United States v. Alden, No. 51-83-128 CR(4), Memorandum and Order at 6-8 (E.D.Mo. June 8, 1984). Other inferior federal courts might do well to share the district court's reluctance to give Test a broad reading.
Without deciding the full extent to which the statute itself restricts, conditions or qualifies any alleged right to inspect, one may at least suggest that the plain language of 28 U.S.C. Sec. 1867(f), a section relied upon in Test and here, that disclosure of jury selection records or papers is prohibited "except ... as may be necessary ...," involves some restriction. Who is to decide what is necessary? The Supreme Court did not decide that question in Test. If called upon to decide it, the high Court might very well refuse to delete the words "as necessary" from the statute and hold that in the first instance a district court could in some circumstances require a showing of arguable merit as a condition to disclosure.
As stated, I concur in the result, but decline to accept in full the court's reliance on Test1.
Appellant originally raised two other grounds for reversal: the denial of his request for expert voice spectrography services and the denial of his request to hold over for one day an alibi witness.
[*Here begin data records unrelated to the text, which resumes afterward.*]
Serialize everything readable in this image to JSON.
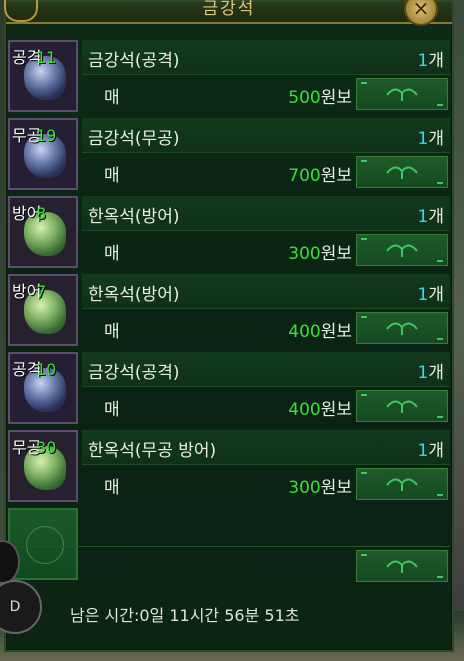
{
  "window": {
    "title": "금강석",
    "close_label": "×"
  },
  "unit_count": "개",
  "unit_price": "원보",
  "sell_label": "매",
  "items": [
    {
      "tag": "공격",
      "qty": "11",
      "gem": "diamond",
      "name": "금강석(공격)",
      "count": "1",
      "price": "500"
    },
    {
      "tag": "무공",
      "qty": "19",
      "gem": "diamond",
      "name": "금강석(무공)",
      "count": "1",
      "price": "700"
    },
    {
      "tag": "방어",
      "qty": "8",
      "gem": "jade",
      "name": "한옥석(방어)",
      "count": "1",
      "price": "300"
    },
    {
      "tag": "방어",
      "qty": "7",
      "gem": "jade",
      "name": "한옥석(방어)",
      "count": "1",
      "price": "400"
    },
    {
      "tag": "공격",
      "qty": "10",
      "gem": "diamond",
      "name": "금강석(공격)",
      "count": "1",
      "price": "400"
    },
    {
      "tag": "무공",
      "qty": "30",
      "gem": "jade",
      "name": "한옥석(무공 방어)",
      "count": "1",
      "price": "300"
    }
  ],
  "timer": "남은 시간:0일 11시간 56분 51초",
  "side_button": "D",
  "colors": {
    "qty_green": "#38e038",
    "count_cyan": "#38d8e8",
    "panel_bg": "#0d2a17"
  }
}
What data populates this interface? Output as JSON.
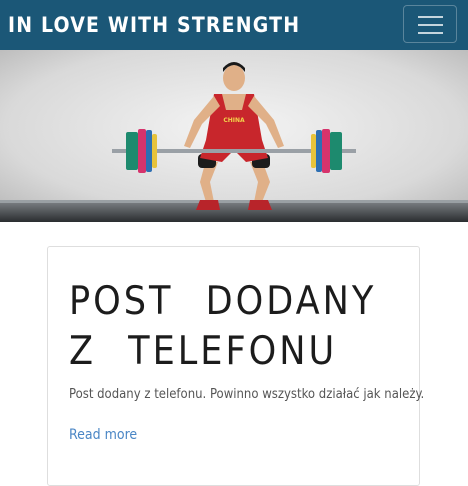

These two points were withdrawn with prejudice on August 7, 1985, at appellant's request
The district court when granting appellant's original motion limited disclosure initially to appellant's attorney. Presumably that limitation resulted in part from concerns for safety of individual grand jurors. I do not understand our order of remand as prohibiting necessary precautions for safety of jurors should the need therefor continue or arise